## Task description
An exact copy of every entry is required, without the pictures.

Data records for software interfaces
# # # # # # #

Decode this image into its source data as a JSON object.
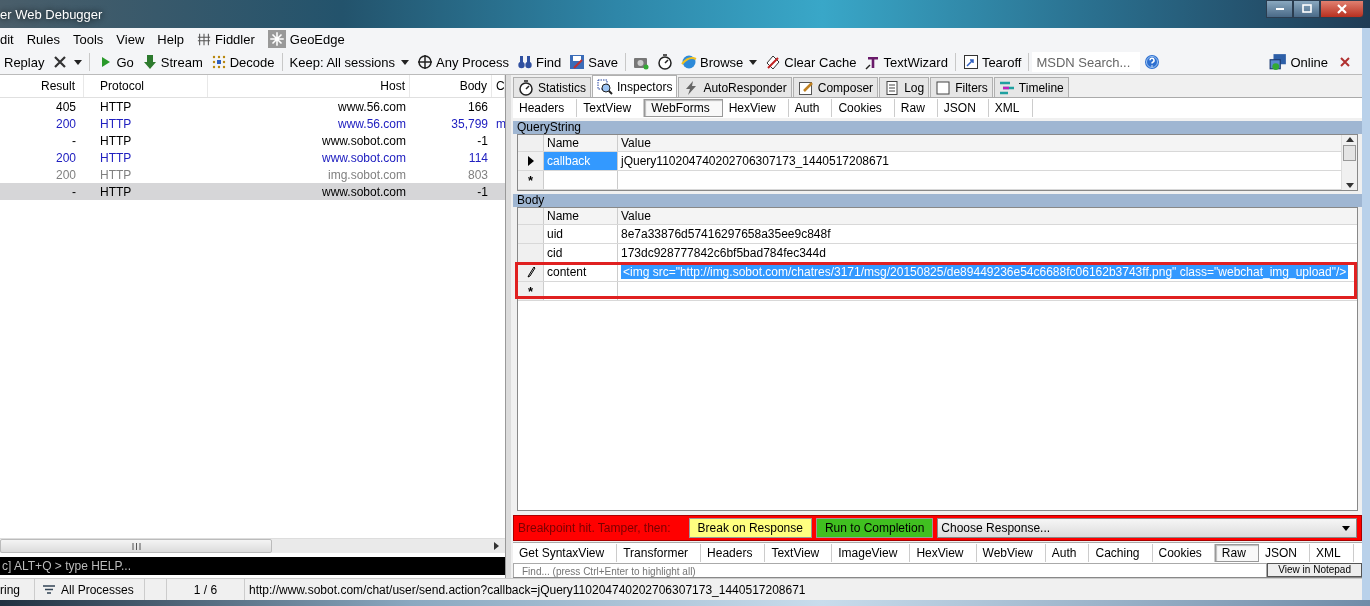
{
  "window": {
    "title": "er Web Debugger"
  },
  "menu": [
    "dit",
    "Rules",
    "Tools",
    "View",
    "Help",
    "Fiddler",
    "GeoEdge"
  ],
  "toolbar": [
    {
      "kind": "button",
      "label": "Replay"
    },
    {
      "kind": "icon-dropdown"
    },
    {
      "kind": "button",
      "label": "Go"
    },
    {
      "kind": "button",
      "label": "Stream"
    },
    {
      "kind": "button",
      "label": "Decode"
    },
    {
      "kind": "dropdown",
      "label": "Keep: All sessions"
    },
    {
      "kind": "button",
      "label": "Any Process"
    },
    {
      "kind": "button",
      "label": "Find"
    },
    {
      "kind": "button",
      "label": "Save"
    },
    {
      "kind": "icon"
    },
    {
      "kind": "icon"
    },
    {
      "kind": "dropdown",
      "label": "Browse"
    },
    {
      "kind": "button",
      "label": "Clear Cache"
    },
    {
      "kind": "button",
      "label": "TextWizard"
    },
    {
      "kind": "button",
      "label": "Tearoff"
    },
    {
      "kind": "search",
      "placeholder": "MSDN Search..."
    },
    {
      "kind": "icon"
    }
  ],
  "toolbar_right": {
    "online": "Online"
  },
  "sessions": {
    "columns": [
      "Result",
      "Protocol",
      "Host",
      "Body",
      "C"
    ],
    "rows": [
      {
        "result": "405",
        "protocol": "HTTP",
        "host": "www.56.com",
        "body": "166",
        "color": "#000000",
        "selected": false
      },
      {
        "result": "200",
        "protocol": "HTTP",
        "host": "www.56.com",
        "body": "35,799",
        "extra": "m",
        "color": "#2020c0",
        "selected": false
      },
      {
        "result": "-",
        "protocol": "HTTP",
        "host": "www.sobot.com",
        "body": "-1",
        "color": "#000000",
        "selected": false
      },
      {
        "result": "200",
        "protocol": "HTTP",
        "host": "www.sobot.com",
        "body": "114",
        "color": "#2020c0",
        "selected": false
      },
      {
        "result": "200",
        "protocol": "HTTP",
        "host": "img.sobot.com",
        "body": "803",
        "color": "#808080",
        "selected": false
      },
      {
        "result": "-",
        "protocol": "HTTP",
        "host": "www.sobot.com",
        "body": "-1",
        "color": "#000000",
        "selected": true
      }
    ]
  },
  "quickexec": {
    "placeholder": "c] ALT+Q > type HELP..."
  },
  "tabs": [
    {
      "label": "Statistics",
      "selected": false
    },
    {
      "label": "Inspectors",
      "selected": true
    },
    {
      "label": "AutoResponder",
      "selected": false
    },
    {
      "label": "Composer",
      "selected": false
    },
    {
      "label": "Log",
      "selected": false
    },
    {
      "label": "Filters",
      "selected": false
    },
    {
      "label": "Timeline",
      "selected": false
    }
  ],
  "inspector_tabs": [
    {
      "label": "Headers",
      "selected": false
    },
    {
      "label": "TextView",
      "selected": false
    },
    {
      "label": "WebForms",
      "selected": true
    },
    {
      "label": "HexView",
      "selected": false
    },
    {
      "label": "Auth",
      "selected": false
    },
    {
      "label": "Cookies",
      "selected": false
    },
    {
      "label": "Raw",
      "selected": false
    },
    {
      "label": "JSON",
      "selected": false
    },
    {
      "label": "XML",
      "selected": false
    }
  ],
  "querystring": {
    "title": "QueryString",
    "columns": [
      "Name",
      "Value"
    ],
    "new_row": "*",
    "rows": [
      {
        "name": "callback",
        "value": "jQuery110204740202706307173_1440517208671",
        "current": true,
        "selected": true
      }
    ]
  },
  "body": {
    "title": "Body",
    "columns": [
      "Name",
      "Value"
    ],
    "new_row": "*",
    "rows": [
      {
        "name": "uid",
        "value": "8e7a33876d57416297658a35ee9c848f",
        "selected": false
      },
      {
        "name": "cid",
        "value": "173dc928777842c6bf5bad784fec344d",
        "selected": false
      },
      {
        "name": "content",
        "value": "<img  src=\"http://img.sobot.com/chatres/3171/msg/20150825/de89449236e54c6688fc06162b3743ff.png\" class=\"webchat_img_upload\"/>",
        "editing": true,
        "selected": true
      }
    ]
  },
  "breakpoint": {
    "label": "Breakpoint hit. Tamper, then:",
    "buttons": [
      {
        "label": "Break on Response",
        "color": "#ffff80"
      },
      {
        "label": "Run to Completion",
        "color": "#40c020"
      }
    ],
    "response_select": "Choose Response..."
  },
  "response_tabs": [
    {
      "label": "Get SyntaxView",
      "selected": false
    },
    {
      "label": "Transformer",
      "selected": false
    },
    {
      "label": "Headers",
      "selected": false
    },
    {
      "label": "TextView",
      "selected": false
    },
    {
      "label": "ImageView",
      "selected": false
    },
    {
      "label": "HexView",
      "selected": false
    },
    {
      "label": "WebView",
      "selected": false
    },
    {
      "label": "Auth",
      "selected": false
    },
    {
      "label": "Caching",
      "selected": false
    },
    {
      "label": "Cookies",
      "selected": false
    },
    {
      "label": "Raw",
      "selected": true
    },
    {
      "label": "JSON",
      "selected": false
    },
    {
      "label": "XML",
      "selected": false
    }
  ],
  "find": {
    "placeholder": "Find... (press Ctrl+Enter to highlight all)",
    "button": "View in Notepad"
  },
  "status_bar": [
    "ring",
    "All Processes",
    "1 / 6",
    "http://www.sobot.com/chat/user/send.action?callback=jQuery110204740202706307173_1440517208671"
  ]
}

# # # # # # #

## The answer
Decode this image into its source data as a JSON object.
{
  "window": {
    "title": "er Web Debugger"
  },
  "menu": [
    "dit",
    "Rules",
    "Tools",
    "View",
    "Help",
    "Fiddler",
    "GeoEdge"
  ],
  "toolbar": [
    {
      "kind": "button",
      "label": "Replay"
    },
    {
      "kind": "icon-dropdown"
    },
    {
      "kind": "button",
      "label": "Go"
    },
    {
      "kind": "button",
      "label": "Stream"
    },
    {
      "kind": "button",
      "label": "Decode"
    },
    {
      "kind": "dropdown",
      "label": "Keep: All sessions"
    },
    {
      "kind": "button",
      "label": "Any Process"
    },
    {
      "kind": "button",
      "label": "Find"
    },
    {
      "kind": "button",
      "label": "Save"
    },
    {
      "kind": "icon"
    },
    {
      "kind": "icon"
    },
    {
      "kind": "dropdown",
      "label": "Browse"
    },
    {
      "kind": "button",
      "label": "Clear Cache"
    },
    {
      "kind": "button",
      "label": "TextWizard"
    },
    {
      "kind": "button",
      "label": "Tearoff"
    },
    {
      "kind": "search",
      "placeholder": "MSDN Search..."
    },
    {
      "kind": "icon"
    }
  ],
  "toolbar_right": {
    "online": "Online"
  },
  "sessions": {
    "columns": [
      "Result",
      "Protocol",
      "Host",
      "Body",
      "C"
    ],
    "rows": [
      {
        "result": "405",
        "protocol": "HTTP",
        "host": "www.56.com",
        "body": "166",
        "color": "#000000",
        "selected": false
      },
      {
        "result": "200",
        "protocol": "HTTP",
        "host": "www.56.com",
        "body": "35,799",
        "extra": "m",
        "color": "#2020c0",
        "selected": false
      },
      {
        "result": "-",
        "protocol": "HTTP",
        "host": "www.sobot.com",
        "body": "-1",
        "color": "#000000",
        "selected": false
      },
      {
        "result": "200",
        "protocol": "HTTP",
        "host": "www.sobot.com",
        "body": "114",
        "color": "#2020c0",
        "selected": false
      },
      {
        "result": "200",
        "protocol": "HTTP",
        "host": "img.sobot.com",
        "body": "803",
        "color": "#808080",
        "selected": false
      },
      {
        "result": "-",
        "protocol": "HTTP",
        "host": "www.sobot.com",
        "body": "-1",
        "color": "#000000",
        "selected": true
      }
    ]
  },
  "quickexec": {
    "placeholder": "c] ALT+Q > type HELP..."
  },
  "tabs": [
    {
      "label": "Statistics",
      "selected": false
    },
    {
      "label": "Inspectors",
      "selected": true
    },
    {
      "label": "AutoResponder",
      "selected": false
    },
    {
      "label": "Composer",
      "selected": false
    },
    {
      "label": "Log",
      "selected": false
    },
    {
      "label": "Filters",
      "selected": false
    },
    {
      "label": "Timeline",
      "selected": false
    }
  ],
  "inspector_tabs": [
    {
      "label": "Headers",
      "selected": false
    },
    {
      "label": "TextView",
      "selected": false
    },
    {
      "label": "WebForms",
      "selected": true
    },
    {
      "label": "HexView",
      "selected": false
    },
    {
      "label": "Auth",
      "selected": false
    },
    {
      "label": "Cookies",
      "selected": false
    },
    {
      "label": "Raw",
      "selected": false
    },
    {
      "label": "JSON",
      "selected": false
    },
    {
      "label": "XML",
      "selected": false
    }
  ],
  "querystring": {
    "title": "QueryString",
    "columns": [
      "Name",
      "Value"
    ],
    "new_row": "*",
    "rows": [
      {
        "name": "callback",
        "value": "jQuery110204740202706307173_1440517208671",
        "current": true,
        "selected": true
      }
    ]
  },
  "body": {
    "title": "Body",
    "columns": [
      "Name",
      "Value"
    ],
    "new_row": "*",
    "rows": [
      {
        "name": "uid",
        "value": "8e7a33876d57416297658a35ee9c848f",
        "selected": false
      },
      {
        "name": "cid",
        "value": "173dc928777842c6bf5bad784fec344d",
        "selected": false
      },
      {
        "name": "content",
        "value": "<img  src=\"http://img.sobot.com/chatres/3171/msg/20150825/de89449236e54c6688fc06162b3743ff.png\" class=\"webchat_img_upload\"/>",
        "editing": true,
        "selected": true
      }
    ]
  },
  "breakpoint": {
    "label": "Breakpoint hit. Tamper, then:",
    "buttons": [
      {
        "label": "Break on Response",
        "color": "#ffff80"
      },
      {
        "label": "Run to Completion",
        "color": "#40c020"
      }
    ],
    "response_select": "Choose Response..."
  },
  "response_tabs": [
    {
      "label": "Get SyntaxView",
      "selected": false
    },
    {
      "label": "Transformer",
      "selected": false
    },
    {
      "label": "Headers",
      "selected": false
    },
    {
      "label": "TextView",
      "selected": false
    },
    {
      "label": "ImageView",
      "selected": false
    },
    {
      "label": "HexView",
      "selected": false
    },
    {
      "label": "WebView",
      "selected": false
    },
    {
      "label": "Auth",
      "selected": false
    },
    {
      "label": "Caching",
      "selected": false
    },
    {
      "label": "Cookies",
      "selected": false
    },
    {
      "label": "Raw",
      "selected": true
    },
    {
      "label": "JSON",
      "selected": false
    },
    {
      "label": "XML",
      "selected": false
    }
  ],
  "find": {
    "placeholder": "Find... (press Ctrl+Enter to highlight all)",
    "button": "View in Notepad"
  },
  "status_bar": [
    "ring",
    "All Processes",
    "1 / 6",
    "http://www.sobot.com/chat/user/send.action?callback=jQuery110204740202706307173_1440517208671"
  ]
}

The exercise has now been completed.